### Exercise details
Please quote the material exactly, every line of it.

### Exercise materials
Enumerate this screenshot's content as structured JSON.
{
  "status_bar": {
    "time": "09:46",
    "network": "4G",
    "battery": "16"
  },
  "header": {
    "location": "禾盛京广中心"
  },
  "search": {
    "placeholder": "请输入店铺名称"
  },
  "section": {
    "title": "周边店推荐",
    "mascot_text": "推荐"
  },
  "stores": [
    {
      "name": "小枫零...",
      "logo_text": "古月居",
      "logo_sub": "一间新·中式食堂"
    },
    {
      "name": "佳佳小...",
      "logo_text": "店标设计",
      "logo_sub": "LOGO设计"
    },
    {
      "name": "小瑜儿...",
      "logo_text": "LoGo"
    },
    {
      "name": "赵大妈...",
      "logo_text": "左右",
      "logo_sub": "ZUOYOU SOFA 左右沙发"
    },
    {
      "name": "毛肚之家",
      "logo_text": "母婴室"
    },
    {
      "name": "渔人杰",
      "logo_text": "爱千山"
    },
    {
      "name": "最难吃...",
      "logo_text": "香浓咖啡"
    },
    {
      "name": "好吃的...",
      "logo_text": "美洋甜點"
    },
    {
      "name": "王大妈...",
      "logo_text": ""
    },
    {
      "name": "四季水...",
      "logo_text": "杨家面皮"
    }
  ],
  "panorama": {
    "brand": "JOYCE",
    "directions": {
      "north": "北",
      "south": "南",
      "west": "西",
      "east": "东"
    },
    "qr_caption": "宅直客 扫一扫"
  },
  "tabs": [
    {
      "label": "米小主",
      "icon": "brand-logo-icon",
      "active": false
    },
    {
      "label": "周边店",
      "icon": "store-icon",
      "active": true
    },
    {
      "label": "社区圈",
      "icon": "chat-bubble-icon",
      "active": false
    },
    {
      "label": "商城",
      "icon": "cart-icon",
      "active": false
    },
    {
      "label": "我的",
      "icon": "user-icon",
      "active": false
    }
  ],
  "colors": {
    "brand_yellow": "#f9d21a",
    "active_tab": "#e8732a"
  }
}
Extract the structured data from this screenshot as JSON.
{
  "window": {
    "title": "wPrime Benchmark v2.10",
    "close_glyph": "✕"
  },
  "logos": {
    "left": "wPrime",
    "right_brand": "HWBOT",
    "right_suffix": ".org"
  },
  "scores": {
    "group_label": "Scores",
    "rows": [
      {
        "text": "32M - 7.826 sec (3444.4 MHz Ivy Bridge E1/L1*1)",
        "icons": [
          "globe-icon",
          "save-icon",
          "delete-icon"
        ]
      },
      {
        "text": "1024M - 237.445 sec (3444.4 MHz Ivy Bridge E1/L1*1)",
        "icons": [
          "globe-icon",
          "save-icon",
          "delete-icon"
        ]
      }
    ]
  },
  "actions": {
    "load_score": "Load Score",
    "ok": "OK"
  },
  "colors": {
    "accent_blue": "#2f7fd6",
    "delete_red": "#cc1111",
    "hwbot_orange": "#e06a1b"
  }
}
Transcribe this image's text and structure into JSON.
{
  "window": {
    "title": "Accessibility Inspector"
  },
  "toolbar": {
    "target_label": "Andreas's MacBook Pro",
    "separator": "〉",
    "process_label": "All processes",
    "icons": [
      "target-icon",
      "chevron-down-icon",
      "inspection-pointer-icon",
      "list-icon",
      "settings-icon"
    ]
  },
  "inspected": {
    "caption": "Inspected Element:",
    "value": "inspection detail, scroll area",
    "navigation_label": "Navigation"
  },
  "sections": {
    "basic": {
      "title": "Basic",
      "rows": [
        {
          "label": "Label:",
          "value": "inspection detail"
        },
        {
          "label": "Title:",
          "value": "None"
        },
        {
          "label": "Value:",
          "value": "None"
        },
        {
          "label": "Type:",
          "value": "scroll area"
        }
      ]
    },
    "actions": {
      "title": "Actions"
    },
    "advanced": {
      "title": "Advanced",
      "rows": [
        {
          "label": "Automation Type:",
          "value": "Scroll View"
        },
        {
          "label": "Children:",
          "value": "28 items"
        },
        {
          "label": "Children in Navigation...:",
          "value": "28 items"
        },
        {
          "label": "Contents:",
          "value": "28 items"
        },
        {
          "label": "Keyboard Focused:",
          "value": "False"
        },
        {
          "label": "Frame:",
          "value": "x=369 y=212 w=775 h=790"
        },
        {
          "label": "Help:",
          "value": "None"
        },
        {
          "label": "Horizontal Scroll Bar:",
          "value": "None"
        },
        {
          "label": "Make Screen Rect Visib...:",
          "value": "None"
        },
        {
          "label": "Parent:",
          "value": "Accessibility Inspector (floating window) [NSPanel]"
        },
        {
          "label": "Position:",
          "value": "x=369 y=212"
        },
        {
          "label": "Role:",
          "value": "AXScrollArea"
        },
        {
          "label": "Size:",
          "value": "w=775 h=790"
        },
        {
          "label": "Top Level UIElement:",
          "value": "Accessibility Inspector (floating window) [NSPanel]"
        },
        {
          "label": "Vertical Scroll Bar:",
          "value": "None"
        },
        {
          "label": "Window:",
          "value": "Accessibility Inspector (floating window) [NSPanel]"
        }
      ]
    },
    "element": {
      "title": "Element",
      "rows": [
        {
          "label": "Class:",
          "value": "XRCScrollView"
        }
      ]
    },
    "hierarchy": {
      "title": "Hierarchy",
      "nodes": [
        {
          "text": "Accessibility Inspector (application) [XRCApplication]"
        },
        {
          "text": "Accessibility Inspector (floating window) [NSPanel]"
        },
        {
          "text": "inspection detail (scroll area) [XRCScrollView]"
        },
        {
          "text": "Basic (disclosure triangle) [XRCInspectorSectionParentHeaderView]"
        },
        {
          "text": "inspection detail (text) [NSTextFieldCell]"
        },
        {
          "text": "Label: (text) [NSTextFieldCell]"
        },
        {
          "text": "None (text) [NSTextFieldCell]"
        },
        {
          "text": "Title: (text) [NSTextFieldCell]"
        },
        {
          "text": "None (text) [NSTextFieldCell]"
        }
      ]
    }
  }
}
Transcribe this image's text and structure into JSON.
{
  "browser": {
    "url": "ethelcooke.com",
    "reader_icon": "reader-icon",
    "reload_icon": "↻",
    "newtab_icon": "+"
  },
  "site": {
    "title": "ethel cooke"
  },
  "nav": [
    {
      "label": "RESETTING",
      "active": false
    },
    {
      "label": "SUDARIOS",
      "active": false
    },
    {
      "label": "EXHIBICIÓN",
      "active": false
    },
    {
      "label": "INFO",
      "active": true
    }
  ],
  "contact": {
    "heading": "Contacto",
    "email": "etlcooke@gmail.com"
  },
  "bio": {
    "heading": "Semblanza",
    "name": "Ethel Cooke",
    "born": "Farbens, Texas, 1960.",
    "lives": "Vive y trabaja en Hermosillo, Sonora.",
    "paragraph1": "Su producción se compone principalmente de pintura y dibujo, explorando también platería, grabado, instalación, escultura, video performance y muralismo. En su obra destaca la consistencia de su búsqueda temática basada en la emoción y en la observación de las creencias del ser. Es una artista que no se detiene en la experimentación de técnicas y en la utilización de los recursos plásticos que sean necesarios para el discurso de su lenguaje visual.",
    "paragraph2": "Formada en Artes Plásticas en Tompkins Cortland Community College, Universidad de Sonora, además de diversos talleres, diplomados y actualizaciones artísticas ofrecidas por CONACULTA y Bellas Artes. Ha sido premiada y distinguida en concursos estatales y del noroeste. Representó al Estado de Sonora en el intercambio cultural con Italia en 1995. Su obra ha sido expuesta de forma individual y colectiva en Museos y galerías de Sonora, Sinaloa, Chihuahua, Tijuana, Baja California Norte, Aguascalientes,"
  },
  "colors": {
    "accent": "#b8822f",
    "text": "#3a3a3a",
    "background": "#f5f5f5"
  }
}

### Exercise answer
Enumerate this screenshot's content as structured JSON.
{
  "status_bar": {
    "time": "09:46",
    "network": "4G",
    "battery": "16"
  },
  "header": {
    "location": "禾盛京广中心"
  },
  "search": {
    "placeholder": "请输入店铺名称"
  },
  "section": {
    "title": "周边店推荐",
    "mascot_text": "推荐"
  },
  "stores": [
    {
      "name": "小枫零...",
      "logo_text": "古月居",
      "logo_sub": "一间新·中式食堂"
    },
    {
      "name": "佳佳小...",
      "logo_text": "店标设计",
      "logo_sub": "LOGO设计"
    },
    {
      "name": "小瑜儿...",
      "logo_text": "LoGo"
    },
    {
      "name": "赵大妈...",
      "logo_text": "左右",
      "logo_sub": "ZUOYOU SOFA 左右沙发"
    },
    {
      "name": "毛肚之家",
      "logo_text": "母婴室"
    },
    {
      "name": "渔人杰",
      "logo_text": "爱千山"
    },
    {
      "name": "最难吃...",
      "logo_text": "香浓咖啡"
    },
    {
      "name": "好吃的...",
      "logo_text": "美洋甜點"
    },
    {
      "name": "王大妈...",
      "logo_text": ""
    },
    {
      "name": "四季水...",
      "logo_text": "杨家面皮"
    }
  ],
  "panorama": {
    "brand": "JOYCE",
    "directions": {
      "north": "北",
      "south": "南",
      "west": "西",
      "east": "东"
    },
    "qr_caption": "宅直客 扫一扫"
  },
  "tabs": [
    {
      "label": "米小主",
      "icon": "brand-logo-icon",
      "active": false
    },
    {
      "label": "周边店",
      "icon": "store-icon",
      "active": true
    },
    {
      "label": "社区圈",
      "icon": "chat-bubble-icon",
      "active": false
    },
    {
      "label": "商城",
      "icon": "cart-icon",
      "active": false
    },
    {
      "label": "我的",
      "icon": "user-icon",
      "active": false
    }
  ],
  "colors": {
    "brand_yellow": "#f9d21a",
    "active_tab": "#e8732a"
  }
}
Extract the structured data from this screenshot as JSON.
{
  "window": {
    "title": "wPrime Benchmark v2.10",
    "close_glyph": "✕"
  },
  "logos": {
    "left": "wPrime",
    "right_brand": "HWBOT",
    "right_suffix": ".org"
  },
  "scores": {
    "group_label": "Scores",
    "rows": [
      {
        "text": "32M - 7.826 sec (3444.4 MHz Ivy Bridge E1/L1*1)",
        "icons": [
          "globe-icon",
          "save-icon",
          "delete-icon"
        ]
      },
      {
        "text": "1024M - 237.445 sec (3444.4 MHz Ivy Bridge E1/L1*1)",
        "icons": [
          "globe-icon",
          "save-icon",
          "delete-icon"
        ]
      }
    ]
  },
  "actions": {
    "load_score": "Load Score",
    "ok": "OK"
  },
  "colors": {
    "accent_blue": "#2f7fd6",
    "delete_red": "#cc1111",
    "hwbot_orange": "#e06a1b"
  }
}
Transcribe this image's text and structure into JSON.
{
  "window": {
    "title": "Accessibility Inspector"
  },
  "toolbar": {
    "target_label": "Andreas's MacBook Pro",
    "separator": "〉",
    "process_label": "All processes",
    "icons": [
      "target-icon",
      "chevron-down-icon",
      "inspection-pointer-icon",
      "list-icon",
      "settings-icon"
    ]
  },
  "inspected": {
    "caption": "Inspected Element:",
    "value": "inspection detail, scroll area",
    "navigation_label": "Navigation"
  },
  "sections": {
    "basic": {
      "title": "Basic",
      "rows": [
        {
          "label": "Label:",
          "value": "inspection detail"
        },
        {
          "label": "Title:",
          "value": "None"
        },
        {
          "label": "Value:",
          "value": "None"
        },
        {
          "label": "Type:",
          "value": "scroll area"
        }
      ]
    },
    "actions": {
      "title": "Actions"
    },
    "advanced": {
      "title": "Advanced",
      "rows": [
        {
          "label": "Automation Type:",
          "value": "Scroll View"
        },
        {
          "label": "Children:",
          "value": "28 items"
        },
        {
          "label": "Children in Navigation...:",
          "value": "28 items"
        },
        {
          "label": "Contents:",
          "value": "28 items"
        },
        {
          "label": "Keyboard Focused:",
          "value": "False"
        },
        {
          "label": "Frame:",
          "value": "x=369 y=212 w=775 h=790"
        },
        {
          "label": "Help:",
          "value": "None"
        },
        {
          "label": "Horizontal Scroll Bar:",
          "value": "None"
        },
        {
          "label": "Make Screen Rect Visib...:",
          "value": "None"
        },
        {
          "label": "Parent:",
          "value": "Accessibility Inspector (floating window) [NSPanel]"
        },
        {
          "label": "Position:",
          "value": "x=369 y=212"
        },
        {
          "label": "Role:",
          "value": "AXScrollArea"
        },
        {
          "label": "Size:",
          "value": "w=775 h=790"
        },
        {
          "label": "Top Level UIElement:",
          "value": "Accessibility Inspector (floating window) [NSPanel]"
        },
        {
          "label": "Vertical Scroll Bar:",
          "value": "None"
        },
        {
          "label": "Window:",
          "value": "Accessibility Inspector (floating window) [NSPanel]"
        }
      ]
    },
    "element": {
      "title": "Element",
      "rows": [
        {
          "label": "Class:",
          "value": "XRCScrollView"
        }
      ]
    },
    "hierarchy": {
      "title": "Hierarchy",
      "nodes": [
        {
          "text": "Accessibility Inspector (application) [XRCApplication]"
        },
        {
          "text": "Accessibility Inspector (floating window) [NSPanel]"
        },
        {
          "text": "inspection detail (scroll area) [XRCScrollView]"
        },
        {
          "text": "Basic (disclosure triangle) [XRCInspectorSectionParentHeaderView]"
        },
        {
          "text": "inspection detail (text) [NSTextFieldCell]"
        },
        {
          "text": "Label: (text) [NSTextFieldCell]"
        },
        {
          "text": "None (text) [NSTextFieldCell]"
        },
        {
          "text": "Title: (text) [NSTextFieldCell]"
        },
        {
          "text": "None (text) [NSTextFieldCell]"
        }
      ]
    }
  }
}
Transcribe this image's text and structure into JSON.
{
  "browser": {
    "url": "ethelcooke.com",
    "reader_icon": "reader-icon",
    "reload_icon": "↻",
    "newtab_icon": "+"
  },
  "site": {
    "title": "ethel cooke"
  },
  "nav": [
    {
      "label": "RESETTING",
      "active": false
    },
    {
      "label": "SUDARIOS",
      "active": false
    },
    {
      "label": "EXHIBICIÓN",
      "active": false
    },
    {
      "label": "INFO",
      "active": true
    }
  ],
  "contact": {
    "heading": "Contacto",
    "email": "etlcooke@gmail.com"
  },
  "bio": {
    "heading": "Semblanza",
    "name": "Ethel Cooke",
    "born": "Farbens, Texas, 1960.",
    "lives": "Vive y trabaja en Hermosillo, Sonora.",
    "paragraph1": "Su producción se compone principalmente de pintura y dibujo, explorando también platería, grabado, instalación, escultura, video performance y muralismo. En su obra destaca la consistencia de su búsqueda temática basada en la emoción y en la observación de las creencias del ser. Es una artista que no se detiene en la experimentación de técnicas y en la utilización de los recursos plásticos que sean necesarios para el discurso de su lenguaje visual.",
    "paragraph2": "Formada en Artes Plásticas en Tompkins Cortland Community College, Universidad de Sonora, además de diversos talleres, diplomados y actualizaciones artísticas ofrecidas por CONACULTA y Bellas Artes. Ha sido premiada y distinguida en concursos estatales y del noroeste. Representó al Estado de Sonora en el intercambio cultural con Italia en 1995. Su obra ha sido expuesta de forma individual y colectiva en Museos y galerías de Sonora, Sinaloa, Chihuahua, Tijuana, Baja California Norte, Aguascalientes,"
  },
  "colors": {
    "accent": "#b8822f",
    "text": "#3a3a3a",
    "background": "#f5f5f5"
  }
}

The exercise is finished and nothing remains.